A bizarre varient in which a child is used as a surrogate patient. The parent falsified history and may injury the child with drugs or add blood or bacterial contaminants to urine speciments to simulate disease. The parent seeks medical care for the child and always appears to be deeply concerned and protective. The child is often seriously ill, required frequent hospitalization and may die.
How different from the article's: an obsessive desire to help someone under one’s care to the point of jeopardizing him. It is, in fact, completely the opposite!
Then there's the attempts of the Yated Neeman crowd to get in on the cover act.

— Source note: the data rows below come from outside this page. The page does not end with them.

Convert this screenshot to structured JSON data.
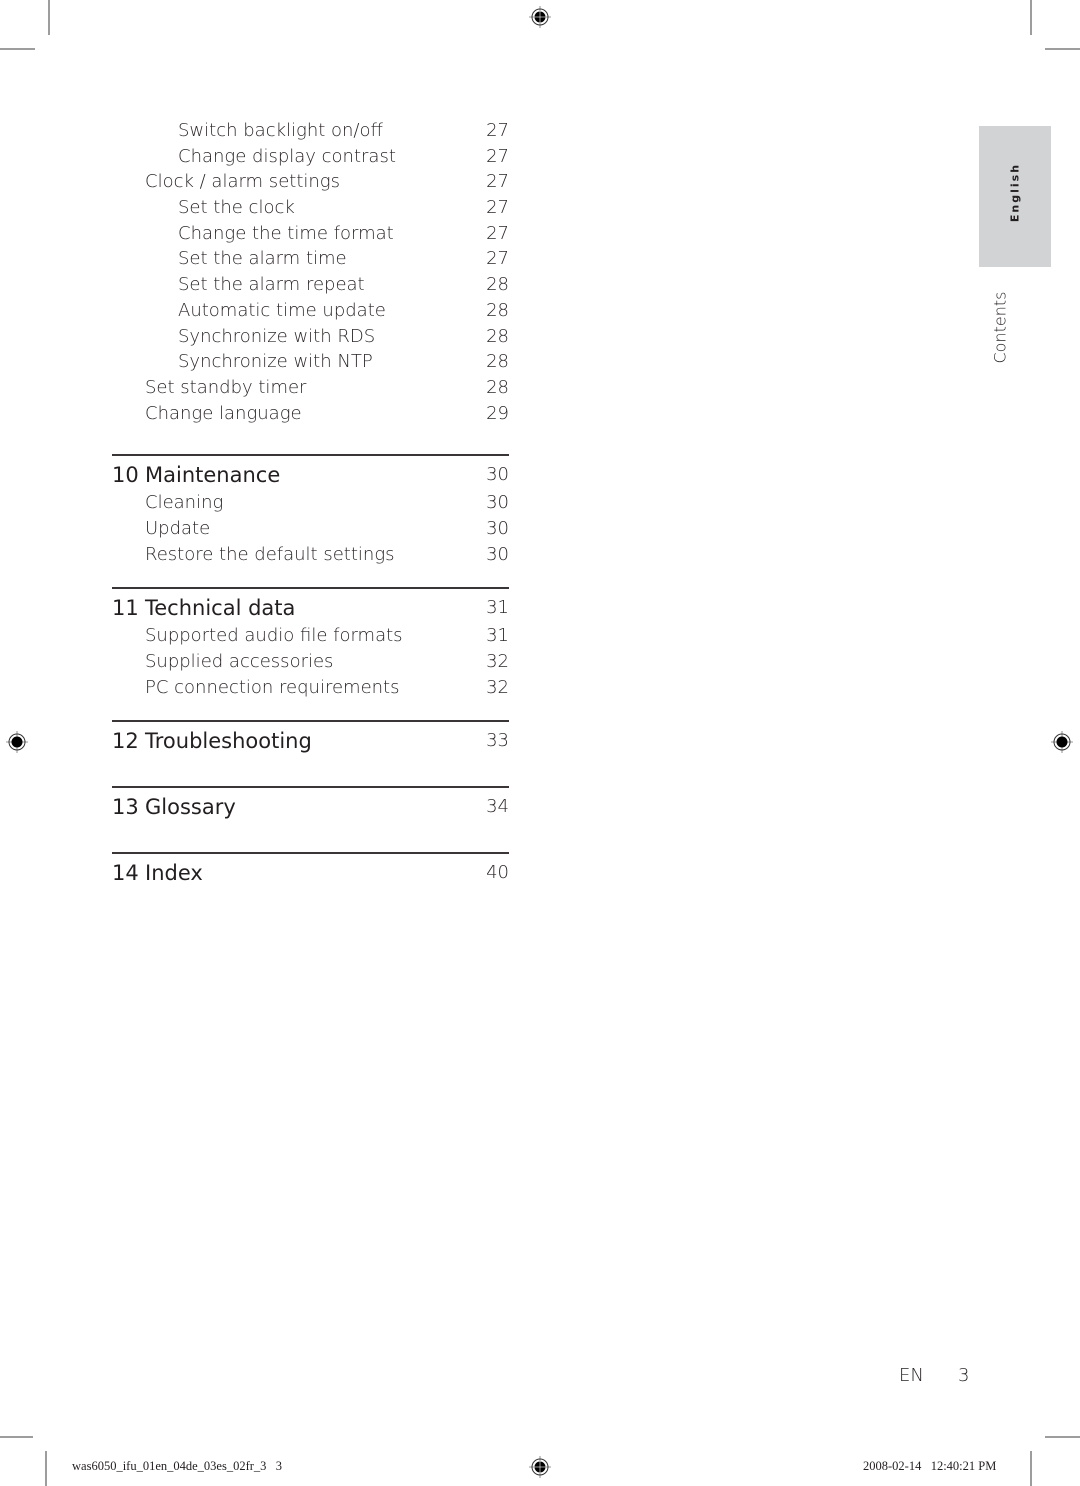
{
  "toc": {
    "continued_entries": [
      {
        "title": "Switch backlight on/off",
        "page": "27",
        "level": 2
      },
      {
        "title": "Change display contrast",
        "page": "27",
        "level": 2
      },
      {
        "title": "Clock / alarm settings",
        "page": "27",
        "level": 1
      },
      {
        "title": "Set the clock",
        "page": "27",
        "level": 2
      },
      {
        "title": "Change the time format",
        "page": "27",
        "level": 2
      },
      {
        "title": "Set the alarm time",
        "page": "27",
        "level": 2
      },
      {
        "title": "Set the alarm repeat",
        "page": "28",
        "level": 2
      },
      {
        "title": "Automatic time update",
        "page": "28",
        "level": 2
      },
      {
        "title": "Synchronize with RDS",
        "page": "28",
        "level": 2
      },
      {
        "title": "Synchronize with NTP",
        "page": "28",
        "level": 2
      },
      {
        "title": "Set standby timer",
        "page": "28",
        "level": 1
      },
      {
        "title": "Change language",
        "page": "29",
        "level": 1
      }
    ],
    "chapters": [
      {
        "number": "10",
        "title": "Maintenance",
        "page": "30",
        "entries": [
          {
            "title": "Cleaning",
            "page": "30"
          },
          {
            "title": "Update",
            "page": "30"
          },
          {
            "title": "Restore the default settings",
            "page": "30"
          }
        ]
      },
      {
        "number": "11",
        "title": "Technical data",
        "page": "31",
        "entries": [
          {
            "title": "Supported audio file formats",
            "page": "31"
          },
          {
            "title": "Supplied accessories",
            "page": "32"
          },
          {
            "title": "PC connection requirements",
            "page": "32"
          }
        ]
      },
      {
        "number": "12",
        "title": "Troubleshooting",
        "page": "33",
        "entries": []
      },
      {
        "number": "13",
        "title": "Glossary",
        "page": "34",
        "entries": []
      },
      {
        "number": "14",
        "title": "Index",
        "page": "40",
        "entries": []
      }
    ]
  },
  "side_tab": {
    "language": "English",
    "section": "Contents"
  },
  "page_footer": {
    "lang": "EN",
    "page_number": "3"
  },
  "print_slug": {
    "filename": "was6050_ifu_01en_04de_03es_02fr_3   3",
    "timestamp": "2008-02-14   12:40:21 PM"
  },
  "colors": {
    "text": "#231f20",
    "tab_bg": "#d2d3d5",
    "crop_marks": "#9d9d9d"
  }
}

Let’s take a look at the demonstrations going on against the increased chillul Shabbos in Yerushalayim. Based on media reports, many of you are probably under the impression that mobs of fanatically religious Jews converged near City Hall to burn garbage pails and stone policemen. You’ve either read this fallacious reporting yourself in the media, or got it second or third hand from others who did.
This is not to deny or condone the actions of a handful of miscreants who carried out these reprehensible actions. But the fact is, they are lone exceptions, certainly not the rule. Their actions are being exploited by irresponsible editors who seek to tar the entire Chareidi community with one brush.
Students of history can cite dozens of hafganos which were called to stop autopsies, disturbing of ancient cemeteries, chillul Shabbos, giyus banos, yaldei teheran and the like. They can show you pictures of police beating religious Jews; of police shooting water cannons at women. They can give you the facts about the times choshuveh people such as Rav Yisroel Grossman were locked up in jail for participating in protests.
Rav Pinchas Lipschutz is still living in the Dark Ages himself. Once upon a time news wasn't easily accessed. Yes, if we wanted to know what was going on in Israel or elsewhere we had to rely on the newspapers and secular media. With the advent of the internet, this has all changed. No more can he dismiss the reports of Chareidim behaving badly as being blown out of proportion or excessive. We can all see, in live time, videos of these primitives running amok in the streets like vilde chayes. In fact, you know the situation is bad when other apologists being to turn:
Pinny Lipschutz’s job as apologist in Yated continues to get harder. He succeeds, as he usually does, in making a good case and offering valuable ideas to think about – even if you reject, as I do, much of the thrust of the piece and most of the conclusions. I am biased, of course, since he takes aim at those of us who called upon people to mitigate the chilul Hashem by writing into the Jerusalem Post. (The letters that I saw on the JP website were quite good, came from varied places, and I believe did create a counter-image of Torah Jews to what people were seeing on television and the internet.) Before you get angry at him, he does unequivocally condemn the violence. (Not quite enough for me. How many protests in which you cannot control the small number of crazies do you need before you do a cost-benefit analysis and realize that every peaceful protest you call inevitably leads to violence, stoned and destroyed cars, etc.? Also, comparing protest today to those he remembers of decades ago seems hopelessly wrong. Times – and the way people behave– change.
We have to face up to a simple fact: a not-so-tiny part of the Torah community, one that thinks that it is the holiest part of that community, has degenerated into a congregation of street thugs who differ from their non-religious counterparts only in how much Gemara they know. The sooner the rest of the Chareidi community realizes this and decides that it's more important to separate from them than to worry about how to look down at the rest of the Torah world, the better.